►

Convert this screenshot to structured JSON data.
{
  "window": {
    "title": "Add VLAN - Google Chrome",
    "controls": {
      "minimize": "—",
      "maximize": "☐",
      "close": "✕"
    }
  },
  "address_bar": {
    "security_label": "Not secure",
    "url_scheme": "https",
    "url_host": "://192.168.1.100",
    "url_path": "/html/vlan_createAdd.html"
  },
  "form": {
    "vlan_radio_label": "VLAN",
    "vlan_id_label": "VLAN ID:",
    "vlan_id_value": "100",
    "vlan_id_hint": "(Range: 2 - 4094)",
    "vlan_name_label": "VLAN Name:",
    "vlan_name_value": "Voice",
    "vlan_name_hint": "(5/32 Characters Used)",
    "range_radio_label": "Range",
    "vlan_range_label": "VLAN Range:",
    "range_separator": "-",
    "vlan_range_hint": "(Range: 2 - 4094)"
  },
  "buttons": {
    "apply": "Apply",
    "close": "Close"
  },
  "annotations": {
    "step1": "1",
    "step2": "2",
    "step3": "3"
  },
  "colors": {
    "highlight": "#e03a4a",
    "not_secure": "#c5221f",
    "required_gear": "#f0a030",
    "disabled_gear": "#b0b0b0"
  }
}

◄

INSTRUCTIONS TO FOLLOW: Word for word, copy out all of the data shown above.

SOLUTION TO THIS EXERCISE:
Convert this screenshot to structured JSON data.
{
  "window": {
    "title": "Add VLAN - Google Chrome",
    "controls": {
      "minimize": "—",
      "maximize": "☐",
      "close": "✕"
    }
  },
  "address_bar": {
    "security_label": "Not secure",
    "url_scheme": "https",
    "url_host": "://192.168.1.100",
    "url_path": "/html/vlan_createAdd.html"
  },
  "form": {
    "vlan_radio_label": "VLAN",
    "vlan_id_label": "VLAN ID:",
    "vlan_id_value": "100",
    "vlan_id_hint": "(Range: 2 - 4094)",
    "vlan_name_label": "VLAN Name:",
    "vlan_name_value": "Voice",
    "vlan_name_hint": "(5/32 Characters Used)",
    "range_radio_label": "Range",
    "vlan_range_label": "VLAN Range:",
    "range_separator": "-",
    "vlan_range_hint": "(Range: 2 - 4094)"
  },
  "buttons": {
    "apply": "Apply",
    "close": "Close"
  },
  "annotations": {
    "step1": "1",
    "step2": "2",
    "step3": "3"
  },
  "colors": {
    "highlight": "#e03a4a",
    "not_secure": "#c5221f",
    "required_gear": "#f0a030",
    "disabled_gear": "#b0b0b0"
  }
}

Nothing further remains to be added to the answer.